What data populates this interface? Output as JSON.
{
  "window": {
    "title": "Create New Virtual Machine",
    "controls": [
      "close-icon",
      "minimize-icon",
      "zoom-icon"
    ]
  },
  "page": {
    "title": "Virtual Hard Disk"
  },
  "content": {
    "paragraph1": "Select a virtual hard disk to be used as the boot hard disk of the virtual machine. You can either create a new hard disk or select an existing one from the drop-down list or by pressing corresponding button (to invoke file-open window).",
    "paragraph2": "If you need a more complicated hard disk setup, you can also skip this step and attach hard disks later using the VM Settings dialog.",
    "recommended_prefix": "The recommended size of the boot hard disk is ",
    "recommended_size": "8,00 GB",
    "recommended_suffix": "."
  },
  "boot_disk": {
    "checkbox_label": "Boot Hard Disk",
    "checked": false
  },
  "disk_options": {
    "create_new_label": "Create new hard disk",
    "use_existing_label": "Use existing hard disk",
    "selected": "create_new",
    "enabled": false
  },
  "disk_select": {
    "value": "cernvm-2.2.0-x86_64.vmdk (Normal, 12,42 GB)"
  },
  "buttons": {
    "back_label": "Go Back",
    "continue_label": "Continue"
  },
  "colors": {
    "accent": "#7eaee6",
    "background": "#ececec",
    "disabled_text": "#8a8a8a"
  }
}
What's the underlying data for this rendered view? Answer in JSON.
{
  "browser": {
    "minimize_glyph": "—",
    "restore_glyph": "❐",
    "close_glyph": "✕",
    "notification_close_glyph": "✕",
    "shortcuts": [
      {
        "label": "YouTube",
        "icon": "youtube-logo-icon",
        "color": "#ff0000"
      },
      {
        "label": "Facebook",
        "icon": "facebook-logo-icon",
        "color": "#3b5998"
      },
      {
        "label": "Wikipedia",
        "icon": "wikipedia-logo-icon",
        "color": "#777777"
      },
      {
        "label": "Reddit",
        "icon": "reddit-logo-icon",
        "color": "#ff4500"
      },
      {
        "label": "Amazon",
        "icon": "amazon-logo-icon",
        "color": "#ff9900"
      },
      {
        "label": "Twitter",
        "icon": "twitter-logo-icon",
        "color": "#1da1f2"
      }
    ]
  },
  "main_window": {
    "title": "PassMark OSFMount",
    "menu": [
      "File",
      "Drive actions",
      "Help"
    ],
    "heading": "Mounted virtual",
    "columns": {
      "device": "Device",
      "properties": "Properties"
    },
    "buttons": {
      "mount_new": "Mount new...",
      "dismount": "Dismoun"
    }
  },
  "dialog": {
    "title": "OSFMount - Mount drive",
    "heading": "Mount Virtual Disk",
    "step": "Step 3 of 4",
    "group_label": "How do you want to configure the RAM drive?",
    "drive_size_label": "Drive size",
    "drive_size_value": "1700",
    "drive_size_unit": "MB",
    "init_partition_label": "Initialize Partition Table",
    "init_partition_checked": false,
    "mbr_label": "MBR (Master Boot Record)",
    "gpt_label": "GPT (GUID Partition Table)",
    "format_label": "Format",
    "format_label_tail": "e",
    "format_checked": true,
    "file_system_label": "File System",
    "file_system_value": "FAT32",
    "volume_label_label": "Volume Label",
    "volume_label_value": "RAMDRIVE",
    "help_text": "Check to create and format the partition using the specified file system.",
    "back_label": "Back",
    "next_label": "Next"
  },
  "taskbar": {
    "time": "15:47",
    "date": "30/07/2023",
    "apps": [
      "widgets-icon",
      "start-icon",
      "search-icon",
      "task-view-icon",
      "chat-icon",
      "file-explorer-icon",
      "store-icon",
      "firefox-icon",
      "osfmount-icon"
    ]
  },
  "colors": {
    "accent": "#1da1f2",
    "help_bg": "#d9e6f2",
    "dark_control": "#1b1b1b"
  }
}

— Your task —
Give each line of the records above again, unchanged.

— Answer to this problem —
What data populates this interface? Output as JSON.
{
  "window": {
    "title": "Create New Virtual Machine",
    "controls": [
      "close-icon",
      "minimize-icon",
      "zoom-icon"
    ]
  },
  "page": {
    "title": "Virtual Hard Disk"
  },
  "content": {
    "paragraph1": "Select a virtual hard disk to be used as the boot hard disk of the virtual machine. You can either create a new hard disk or select an existing one from the drop-down list or by pressing corresponding button (to invoke file-open window).",
    "paragraph2": "If you need a more complicated hard disk setup, you can also skip this step and attach hard disks later using the VM Settings dialog.",
    "recommended_prefix": "The recommended size of the boot hard disk is ",
    "recommended_size": "8,00 GB",
    "recommended_suffix": "."
  },
  "boot_disk": {
    "checkbox_label": "Boot Hard Disk",
    "checked": false
  },
  "disk_options": {
    "create_new_label": "Create new hard disk",
    "use_existing_label": "Use existing hard disk",
    "selected": "create_new",
    "enabled": false
  },
  "disk_select": {
    "value": "cernvm-2.2.0-x86_64.vmdk (Normal, 12,42 GB)"
  },
  "buttons": {
    "back_label": "Go Back",
    "continue_label": "Continue"
  },
  "colors": {
    "accent": "#7eaee6",
    "background": "#ececec",
    "disabled_text": "#8a8a8a"
  }
}
What's the underlying data for this rendered view? Answer in JSON.
{
  "browser": {
    "minimize_glyph": "—",
    "restore_glyph": "❐",
    "close_glyph": "✕",
    "notification_close_glyph": "✕",
    "shortcuts": [
      {
        "label": "YouTube",
        "icon": "youtube-logo-icon",
        "color": "#ff0000"
      },
      {
        "label": "Facebook",
        "icon": "facebook-logo-icon",
        "color": "#3b5998"
      },
      {
        "label": "Wikipedia",
        "icon": "wikipedia-logo-icon",
        "color": "#777777"
      },
      {
        "label": "Reddit",
        "icon": "reddit-logo-icon",
        "color": "#ff4500"
      },
      {
        "label": "Amazon",
        "icon": "amazon-logo-icon",
        "color": "#ff9900"
      },
      {
        "label": "Twitter",
        "icon": "twitter-logo-icon",
        "color": "#1da1f2"
      }
    ]
  },
  "main_window": {
    "title": "PassMark OSFMount",
    "menu": [
      "File",
      "Drive actions",
      "Help"
    ],
    "heading": "Mounted virtual",
    "columns": {
      "device": "Device",
      "properties": "Properties"
    },
    "buttons": {
      "mount_new": "Mount new...",
      "dismount": "Dismoun"
    }
  },
  "dialog": {
    "title": "OSFMount - Mount drive",
    "heading": "Mount Virtual Disk",
    "step": "Step 3 of 4",
    "group_label": "How do you want to configure the RAM drive?",
    "drive_size_label": "Drive size",
    "drive_size_value": "1700",
    "drive_size_unit": "MB",
    "init_partition_label": "Initialize Partition Table",
    "init_partition_checked": false,
    "mbr_label": "MBR (Master Boot Record)",
    "gpt_label": "GPT (GUID Partition Table)",
    "format_label": "Format",
    "format_label_tail": "e",
    "format_checked": true,
    "file_system_label": "File System",
    "file_system_value": "FAT32",
    "volume_label_label": "Volume Label",
    "volume_label_value": "RAMDRIVE",
    "help_text": "Check to create and format the partition using the specified file system.",
    "back_label": "Back",
    "next_label": "Next"
  },
  "taskbar": {
    "time": "15:47",
    "date": "30/07/2023",
    "apps": [
      "widgets-icon",
      "start-icon",
      "search-icon",
      "task-view-icon",
      "chat-icon",
      "file-explorer-icon",
      "store-icon",
      "firefox-icon",
      "osfmount-icon"
    ]
  },
  "colors": {
    "accent": "#1da1f2",
    "help_bg": "#d9e6f2",
    "dark_control": "#1b1b1b"
  }
}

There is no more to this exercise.